[Data items]
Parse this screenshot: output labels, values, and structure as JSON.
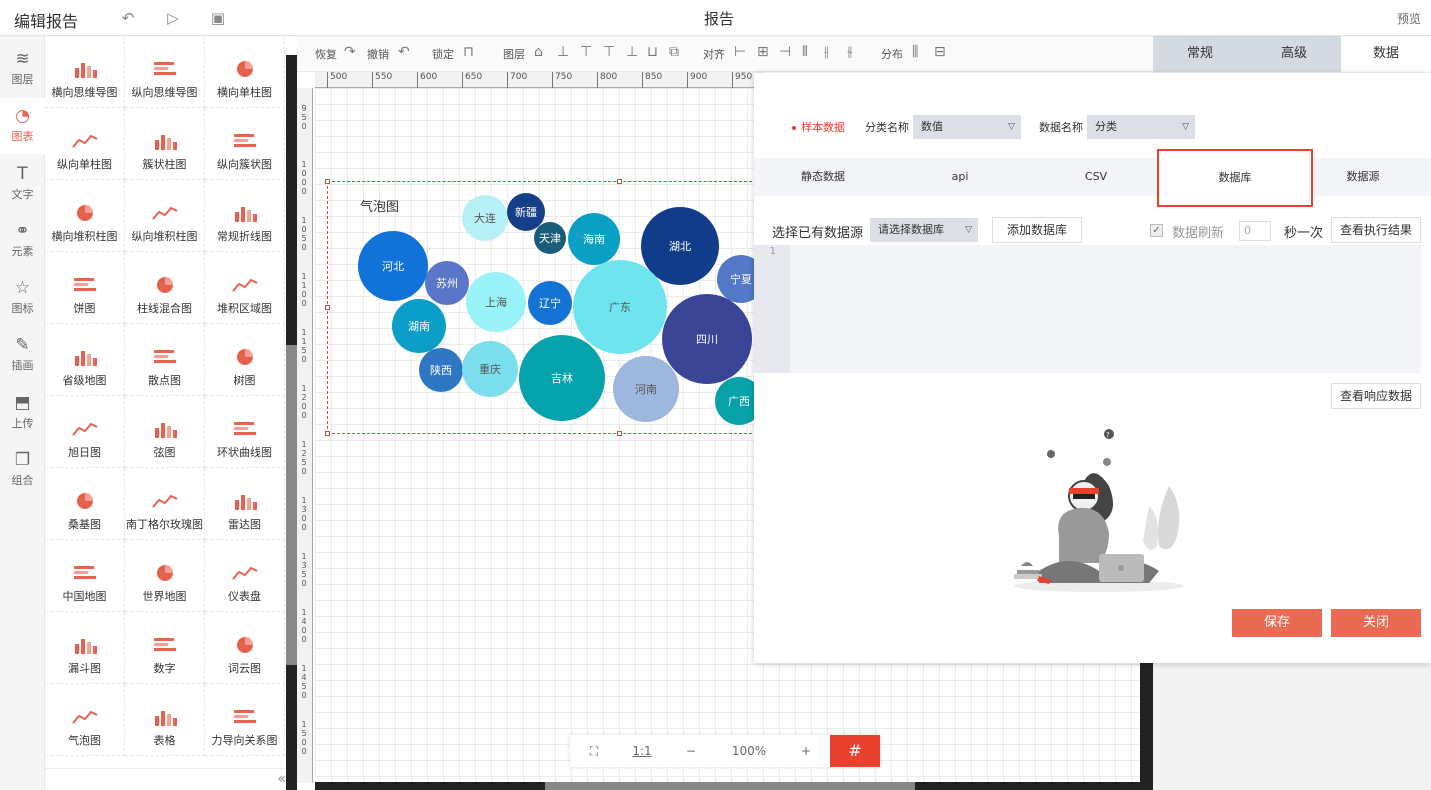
{
  "header": {
    "title": "编辑报告",
    "center": "报告",
    "preview": "预览"
  },
  "leftnav": [
    {
      "label": "图层",
      "icon": "layers-icon",
      "glyph": "≋"
    },
    {
      "label": "图表",
      "icon": "pie-chart-icon",
      "glyph": "◔"
    },
    {
      "label": "文字",
      "icon": "text-icon",
      "glyph": "T"
    },
    {
      "label": "元素",
      "icon": "shapes-icon",
      "glyph": "⚭"
    },
    {
      "label": "图标",
      "icon": "star-icon",
      "glyph": "☆"
    },
    {
      "label": "插画",
      "icon": "palette-icon",
      "glyph": "✎"
    },
    {
      "label": "上传",
      "icon": "upload-image-icon",
      "glyph": "⬒"
    },
    {
      "label": "组合",
      "icon": "group-icon",
      "glyph": "❐"
    }
  ],
  "palette": [
    "横向思维导图",
    "纵向思维导图",
    "横向单柱图",
    "纵向单柱图",
    "簇状柱图",
    "纵向簇状图",
    "横向堆积柱图",
    "纵向堆积柱图",
    "常规折线图",
    "饼图",
    "柱线混合图",
    "堆积区域图",
    "省级地图",
    "散点图",
    "树图",
    "旭日图",
    "弦图",
    "环状曲线图",
    "桑基图",
    "南丁格尔玫瑰图",
    "雷达图",
    "中国地图",
    "世界地图",
    "仪表盘",
    "漏斗图",
    "数字",
    "词云图",
    "气泡图",
    "表格",
    "力导向关系图"
  ],
  "toolbar": {
    "redo": "恢复",
    "undo": "撤销",
    "lock": "锁定",
    "layer": "图层",
    "align": "对齐",
    "distribute": "分布"
  },
  "ruler": [
    "500",
    "550",
    "600",
    "650",
    "700",
    "750",
    "800",
    "850",
    "900",
    "950"
  ],
  "ruler_left": [
    "950",
    "1000",
    "1050",
    "1100",
    "1150",
    "1200",
    "1250",
    "1300",
    "1350",
    "1400",
    "1450",
    "1500"
  ],
  "chart": {
    "title": "气泡图"
  },
  "bubbles": [
    {
      "label": "大连",
      "color": "#b7f1f7"
    },
    {
      "label": "新疆",
      "color": "#163f8a"
    },
    {
      "label": "天津",
      "color": "#1a5d7a"
    },
    {
      "label": "海南",
      "color": "#0aa0c4"
    },
    {
      "label": "湖北",
      "color": "#113c8a"
    },
    {
      "label": "河北",
      "color": "#1172d8"
    },
    {
      "label": "苏州",
      "color": "#5b76c9"
    },
    {
      "label": "上海",
      "color": "#98f2f8"
    },
    {
      "label": "辽宁",
      "color": "#1573d6"
    },
    {
      "label": "广东",
      "color": "#6ee5ee"
    },
    {
      "label": "宁夏",
      "color": "#5278c7"
    },
    {
      "label": "湖南",
      "color": "#0b9ec6"
    },
    {
      "label": "四川",
      "color": "#3a4596"
    },
    {
      "label": "陕西",
      "color": "#2f77c2"
    },
    {
      "label": "重庆",
      "color": "#7bdeec"
    },
    {
      "label": "吉林",
      "color": "#07a3ad"
    },
    {
      "label": "河南",
      "color": "#9db7de"
    },
    {
      "label": "广西",
      "color": "#07a1a8"
    }
  ],
  "zoom": {
    "ratio": "1:1",
    "minus": "−",
    "value": "100%",
    "plus": "+"
  },
  "rpanel": {
    "tabs": [
      "常规",
      "高级",
      "数据"
    ],
    "active": 2
  },
  "modal": {
    "sample": "样本数据",
    "category_label": "分类名称",
    "category_value": "数值",
    "data_label": "数据名称",
    "data_value": "分类",
    "tabs": [
      "静态数据",
      "api",
      "CSV",
      "数据库",
      "数据源"
    ],
    "active_tab": 3,
    "select_label": "选择已有数据源",
    "select_placeholder": "请选择数据库",
    "add_db": "添加数据库",
    "refresh": "数据刷新",
    "refresh_value": "0",
    "per": "秒一次",
    "exec_result": "查看执行结果",
    "line_no": "1",
    "response": "查看响应数据",
    "save": "保存",
    "close": "关闭"
  }
}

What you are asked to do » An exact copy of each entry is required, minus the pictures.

Output for this exercise »
Parse this screenshot: output labels, values, and structure as JSON.
{
  "header": {
    "title": "编辑报告",
    "center": "报告",
    "preview": "预览"
  },
  "leftnav": [
    {
      "label": "图层",
      "icon": "layers-icon",
      "glyph": "≋"
    },
    {
      "label": "图表",
      "icon": "pie-chart-icon",
      "glyph": "◔"
    },
    {
      "label": "文字",
      "icon": "text-icon",
      "glyph": "T"
    },
    {
      "label": "元素",
      "icon": "shapes-icon",
      "glyph": "⚭"
    },
    {
      "label": "图标",
      "icon": "star-icon",
      "glyph": "☆"
    },
    {
      "label": "插画",
      "icon": "palette-icon",
      "glyph": "✎"
    },
    {
      "label": "上传",
      "icon": "upload-image-icon",
      "glyph": "⬒"
    },
    {
      "label": "组合",
      "icon": "group-icon",
      "glyph": "❐"
    }
  ],
  "palette": [
    "横向思维导图",
    "纵向思维导图",
    "横向单柱图",
    "纵向单柱图",
    "簇状柱图",
    "纵向簇状图",
    "横向堆积柱图",
    "纵向堆积柱图",
    "常规折线图",
    "饼图",
    "柱线混合图",
    "堆积区域图",
    "省级地图",
    "散点图",
    "树图",
    "旭日图",
    "弦图",
    "环状曲线图",
    "桑基图",
    "南丁格尔玫瑰图",
    "雷达图",
    "中国地图",
    "世界地图",
    "仪表盘",
    "漏斗图",
    "数字",
    "词云图",
    "气泡图",
    "表格",
    "力导向关系图"
  ],
  "toolbar": {
    "redo": "恢复",
    "undo": "撤销",
    "lock": "锁定",
    "layer": "图层",
    "align": "对齐",
    "distribute": "分布"
  },
  "ruler": [
    "500",
    "550",
    "600",
    "650",
    "700",
    "750",
    "800",
    "850",
    "900",
    "950"
  ],
  "ruler_left": [
    "950",
    "1000",
    "1050",
    "1100",
    "1150",
    "1200",
    "1250",
    "1300",
    "1350",
    "1400",
    "1450",
    "1500"
  ],
  "chart": {
    "title": "气泡图"
  },
  "bubbles": [
    {
      "label": "大连",
      "color": "#b7f1f7"
    },
    {
      "label": "新疆",
      "color": "#163f8a"
    },
    {
      "label": "天津",
      "color": "#1a5d7a"
    },
    {
      "label": "海南",
      "color": "#0aa0c4"
    },
    {
      "label": "湖北",
      "color": "#113c8a"
    },
    {
      "label": "河北",
      "color": "#1172d8"
    },
    {
      "label": "苏州",
      "color": "#5b76c9"
    },
    {
      "label": "上海",
      "color": "#98f2f8"
    },
    {
      "label": "辽宁",
      "color": "#1573d6"
    },
    {
      "label": "广东",
      "color": "#6ee5ee"
    },
    {
      "label": "宁夏",
      "color": "#5278c7"
    },
    {
      "label": "湖南",
      "color": "#0b9ec6"
    },
    {
      "label": "四川",
      "color": "#3a4596"
    },
    {
      "label": "陕西",
      "color": "#2f77c2"
    },
    {
      "label": "重庆",
      "color": "#7bdeec"
    },
    {
      "label": "吉林",
      "color": "#07a3ad"
    },
    {
      "label": "河南",
      "color": "#9db7de"
    },
    {
      "label": "广西",
      "color": "#07a1a8"
    }
  ],
  "zoom": {
    "ratio": "1:1",
    "minus": "−",
    "value": "100%",
    "plus": "+"
  },
  "rpanel": {
    "tabs": [
      "常规",
      "高级",
      "数据"
    ],
    "active": 2
  },
  "modal": {
    "sample": "样本数据",
    "category_label": "分类名称",
    "category_value": "数值",
    "data_label": "数据名称",
    "data_value": "分类",
    "tabs": [
      "静态数据",
      "api",
      "CSV",
      "数据库",
      "数据源"
    ],
    "active_tab": 3,
    "select_label": "选择已有数据源",
    "select_placeholder": "请选择数据库",
    "add_db": "添加数据库",
    "refresh": "数据刷新",
    "refresh_value": "0",
    "per": "秒一次",
    "exec_result": "查看执行结果",
    "line_no": "1",
    "response": "查看响应数据",
    "save": "保存",
    "close": "关闭"
  }
}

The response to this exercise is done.